As they do their seasonal outfit change, the leaves start to curl within themselves and the bright green color recedes from their flesh. They age. We age. Like a snake shedding its skin, they must relinquish the old parts of themselves.
I used to view the change in color on the leaves as something dull and sad, but I thought on it more recently and I remembered the few weeks before the leaves turned the color of burnt pie crust, the few days when the beards of these trees became marbled in all the tones of fire—yellow, orange, red, and the colors there are no name for besides pure awe. I know now what it meant to teach me. Yes, there is beauty in the budding greens and warm waters of our summer, but it is in the fall when we get to see the true depth and range of a thing.

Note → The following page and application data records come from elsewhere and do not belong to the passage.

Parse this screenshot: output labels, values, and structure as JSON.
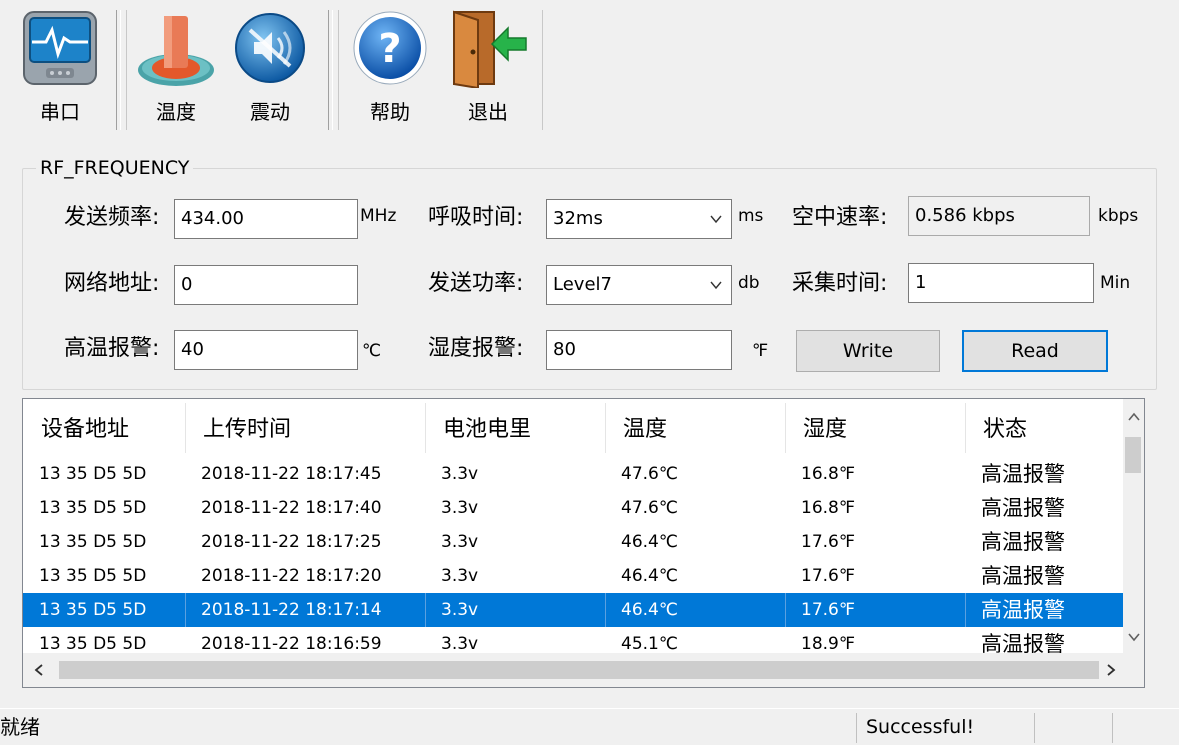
{
  "toolbar": {
    "serial_label": "串口",
    "temp_label": "温度",
    "vibration_label": "震动",
    "help_label": "帮助",
    "exit_label": "退出"
  },
  "rf": {
    "group_title": "RF_FREQUENCY",
    "send_freq_label": "发送频率:",
    "send_freq_value": "434.00",
    "send_freq_unit": "MHz",
    "breath_time_label": "呼吸时间:",
    "breath_time_value": "32ms",
    "breath_time_unit": "ms",
    "air_rate_label": "空中速率:",
    "air_rate_value": "0.586 kbps",
    "air_rate_unit": "kbps",
    "net_addr_label": "网络地址:",
    "net_addr_value": "0",
    "send_power_label": "发送功率:",
    "send_power_value": "Level7",
    "send_power_unit": "db",
    "collect_time_label": "采集时间:",
    "collect_time_value": "1",
    "collect_time_unit": "Min",
    "high_temp_label": "高温报警:",
    "high_temp_value": "40",
    "high_temp_unit": "℃",
    "humidity_label": "湿度报警:",
    "humidity_value": "80",
    "humidity_unit": "℉",
    "write_label": "Write",
    "read_label": "Read"
  },
  "table": {
    "columns": [
      "设备地址",
      "上传时间",
      "电池电里",
      "温度",
      "湿度",
      "状态"
    ],
    "rows": [
      [
        "13 35 D5 5D",
        "2018-11-22 18:17:45",
        "3.3v",
        "47.6℃",
        "16.8℉",
        "高温报警"
      ],
      [
        "13 35 D5 5D",
        "2018-11-22 18:17:40",
        "3.3v",
        "47.6℃",
        "16.8℉",
        "高温报警"
      ],
      [
        "13 35 D5 5D",
        "2018-11-22 18:17:25",
        "3.3v",
        "46.4℃",
        "17.6℉",
        "高温报警"
      ],
      [
        "13 35 D5 5D",
        "2018-11-22 18:17:20",
        "3.3v",
        "46.4℃",
        "17.6℉",
        "高温报警"
      ],
      [
        "13 35 D5 5D",
        "2018-11-22 18:17:14",
        "3.3v",
        "46.4℃",
        "17.6℉",
        "高温报警"
      ],
      [
        "13 35 D5 5D",
        "2018-11-22 18:16:59",
        "3.3v",
        "45.1℃",
        "18.9℉",
        "高温报警"
      ]
    ],
    "selected_row": 4
  },
  "status": {
    "left": "就绪",
    "right": "Successful!"
  },
  "colors": {
    "selection": "#0078d7",
    "window_bg": "#f0f0f0"
  },
  "icons": [
    "serial-port-icon",
    "temperature-icon",
    "vibration-icon",
    "help-icon",
    "exit-door-icon"
  ]
}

Fall is the brooding, cinnamon-scented, grey-faced stepsister of summer, and like the tireless hours of training before a big show, fall flies under the radar and goes without praise, but it is here in the fog and misty rains where the real magic happens. Where slowly, and with great deliberation, the caterpillar can become the bright winged butterfly we all love to marvel at. To get there it must wrap itself in a hard casing and, literally, liquify every part of itself. And then, once everything is broken and changed, it can rearrange into the new being it was meant to become.
But all the same, that is the whimsical edge I have found in fall.